**Work task**
The listing, minus its pictures, is to be given again exactly.

**Data section**
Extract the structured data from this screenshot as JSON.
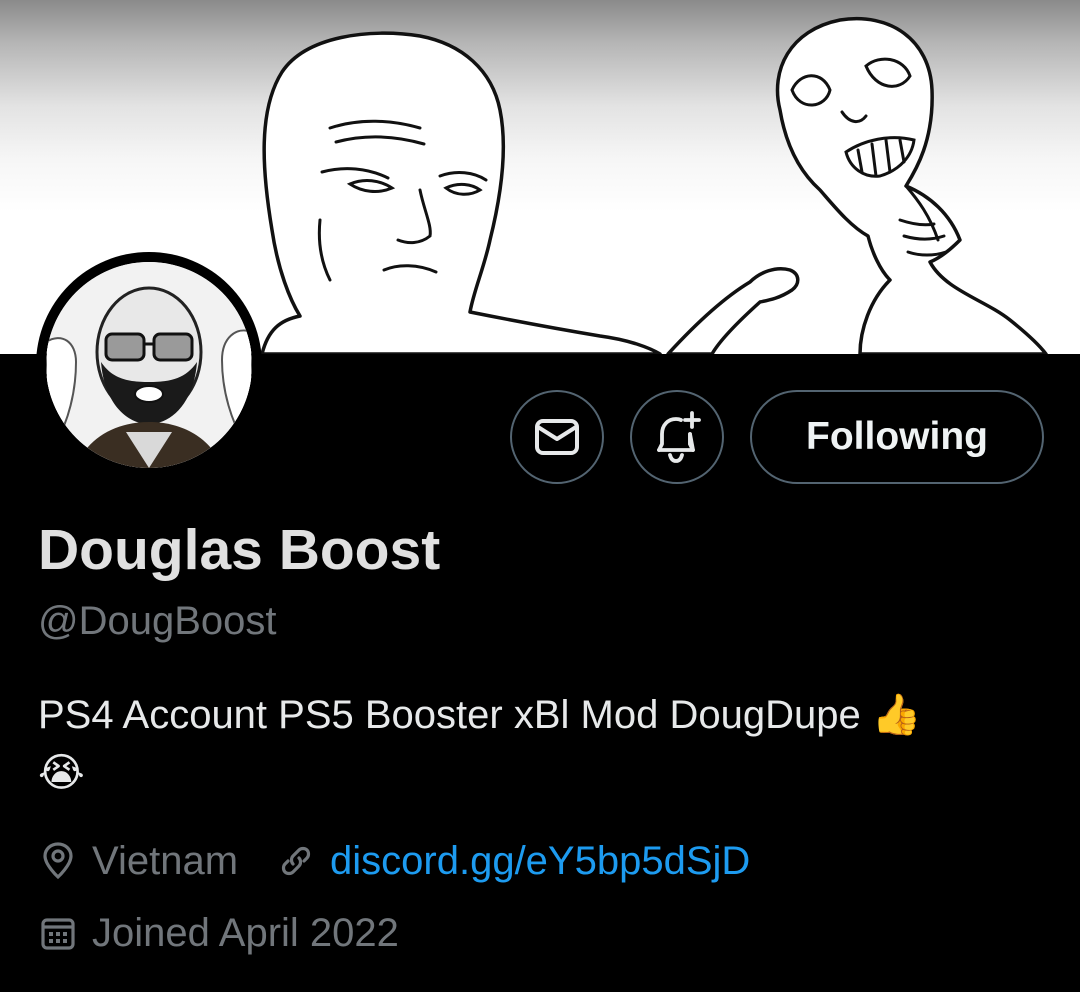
{
  "profile": {
    "name": "Douglas Boost",
    "handle": "@DougBoost",
    "bio": "PS4 Account PS5 Booster xBl Mod DougDupe",
    "bio_emojis": [
      "👍",
      "😭"
    ],
    "location": "Vietnam",
    "website": "discord.gg/eY5bp5dSjD",
    "joined": "Joined April 2022"
  },
  "actions": {
    "message_icon": "envelope-icon",
    "notify_icon": "bell-plus-icon",
    "follow_label": "Following"
  },
  "colors": {
    "background": "#000000",
    "text_primary": "#e7e9ea",
    "text_secondary": "#71767b",
    "link": "#1d9bf0",
    "button_border": "#536471"
  }
}
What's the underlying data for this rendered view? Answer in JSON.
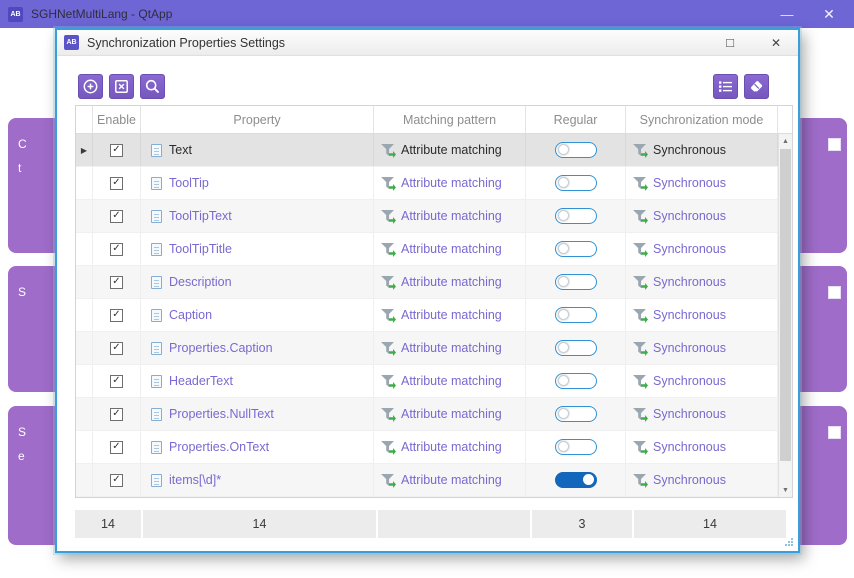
{
  "colors": {
    "titlebar_purple": "#6E66D5",
    "panel_purple": "#9F6CC9",
    "toolbar_button_purple": "#7D5FC3",
    "dialog_border_blue": "#3A9FD8",
    "property_link_purple": "#7B68D0",
    "toggle_on_blue": "#1266BB"
  },
  "icons": {
    "check": "✓",
    "row_arrow": "▶",
    "minimize": "—",
    "close": "✕",
    "maximize": "□",
    "scroll_up": "▲",
    "scroll_down": "▼"
  },
  "parent_window": {
    "app_icon_label": "AB",
    "title": "SGHNetMultiLang - QtApp",
    "panel_fragments": [
      "C\nt",
      "S",
      "S\ne"
    ]
  },
  "dialog": {
    "icon_label": "AB",
    "title": "Synchronization Properties Settings"
  },
  "table": {
    "columns": {
      "enable": "Enable",
      "property": "Property",
      "pattern": "Matching pattern",
      "regular": "Regular",
      "mode": "Synchronization mode"
    },
    "selected_row_index": 0,
    "rows": [
      {
        "label": "Text",
        "pattern": "Attribute matching",
        "regular": "off",
        "mode": "Synchronous"
      },
      {
        "label": "ToolTip",
        "pattern": "Attribute matching",
        "regular": "off",
        "mode": "Synchronous"
      },
      {
        "label": "ToolTipText",
        "pattern": "Attribute matching",
        "regular": "off",
        "mode": "Synchronous"
      },
      {
        "label": "ToolTipTitle",
        "pattern": "Attribute matching",
        "regular": "off",
        "mode": "Synchronous"
      },
      {
        "label": "Description",
        "pattern": "Attribute matching",
        "regular": "off",
        "mode": "Synchronous"
      },
      {
        "label": "Caption",
        "pattern": "Attribute matching",
        "regular": "off",
        "mode": "Synchronous"
      },
      {
        "label": "Properties.Caption",
        "pattern": "Attribute matching",
        "regular": "off",
        "mode": "Synchronous"
      },
      {
        "label": "HeaderText",
        "pattern": "Attribute matching",
        "regular": "off",
        "mode": "Synchronous"
      },
      {
        "label": "Properties.NullText",
        "pattern": "Attribute matching",
        "regular": "off",
        "mode": "Synchronous"
      },
      {
        "label": "Properties.OnText",
        "pattern": "Attribute matching",
        "regular": "off",
        "mode": "Synchronous"
      },
      {
        "label": "items[\\d]*",
        "pattern": "Attribute matching",
        "regular": "on",
        "mode": "Synchronous"
      }
    ],
    "footer": {
      "enable": "14",
      "property": "14",
      "pattern": "",
      "regular": "3",
      "mode": "14"
    }
  }
}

**Result of the task**
Extract the structured data from this screenshot as JSON.
{
  "profile": {
    "name": "Douglas Boost",
    "handle": "@DougBoost",
    "bio": "PS4 Account PS5 Booster xBl Mod DougDupe",
    "bio_emojis": [
      "👍",
      "😭"
    ],
    "location": "Vietnam",
    "website": "discord.gg/eY5bp5dSjD",
    "joined": "Joined April 2022"
  },
  "actions": {
    "message_icon": "envelope-icon",
    "notify_icon": "bell-plus-icon",
    "follow_label": "Following"
  },
  "colors": {
    "background": "#000000",
    "text_primary": "#e7e9ea",
    "text_secondary": "#71767b",
    "link": "#1d9bf0",
    "button_border": "#536471"
  }
}
What's the underlying data for this rendered view? Answer in JSON.
{
  "colors": {
    "titlebar_purple": "#6E66D5",
    "panel_purple": "#9F6CC9",
    "toolbar_button_purple": "#7D5FC3",
    "dialog_border_blue": "#3A9FD8",
    "property_link_purple": "#7B68D0",
    "toggle_on_blue": "#1266BB"
  },
  "icons": {
    "check": "✓",
    "row_arrow": "▶",
    "minimize": "—",
    "close": "✕",
    "maximize": "□",
    "scroll_up": "▲",
    "scroll_down": "▼"
  },
  "parent_window": {
    "app_icon_label": "AB",
    "title": "SGHNetMultiLang - QtApp",
    "panel_fragments": [
      "C\nt",
      "S",
      "S\ne"
    ]
  },
  "dialog": {
    "icon_label": "AB",
    "title": "Synchronization Properties Settings"
  },
  "table": {
    "columns": {
      "enable": "Enable",
      "property": "Property",
      "pattern": "Matching pattern",
      "regular": "Regular",
      "mode": "Synchronization mode"
    },
    "selected_row_index": 0,
    "rows": [
      {
        "label": "Text",
        "pattern": "Attribute matching",
        "regular": "off",
        "mode": "Synchronous"
      },
      {
        "label": "ToolTip",
        "pattern": "Attribute matching",
        "regular": "off",
        "mode": "Synchronous"
      },
      {
        "label": "ToolTipText",
        "pattern": "Attribute matching",
        "regular": "off",
        "mode": "Synchronous"
      },
      {
        "label": "ToolTipTitle",
        "pattern": "Attribute matching",
        "regular": "off",
        "mode": "Synchronous"
      },
      {
        "label": "Description",
        "pattern": "Attribute matching",
        "regular": "off",
        "mode": "Synchronous"
      },
      {
        "label": "Caption",
        "pattern": "Attribute matching",
        "regular": "off",
        "mode": "Synchronous"
      },
      {
        "label": "Properties.Caption",
        "pattern": "Attribute matching",
        "regular": "off",
        "mode": "Synchronous"
      },
      {
        "label": "HeaderText",
        "pattern": "Attribute matching",
        "regular": "off",
        "mode": "Synchronous"
      },
      {
        "label": "Properties.NullText",
        "pattern": "Attribute matching",
        "regular": "off",
        "mode": "Synchronous"
      },
      {
        "label": "Properties.OnText",
        "pattern": "Attribute matching",
        "regular": "off",
        "mode": "Synchronous"
      },
      {
        "label": "items[\\d]*",
        "pattern": "Attribute matching",
        "regular": "on",
        "mode": "Synchronous"
      }
    ],
    "footer": {
      "enable": "14",
      "property": "14",
      "pattern": "",
      "regular": "3",
      "mode": "14"
    }
  }
}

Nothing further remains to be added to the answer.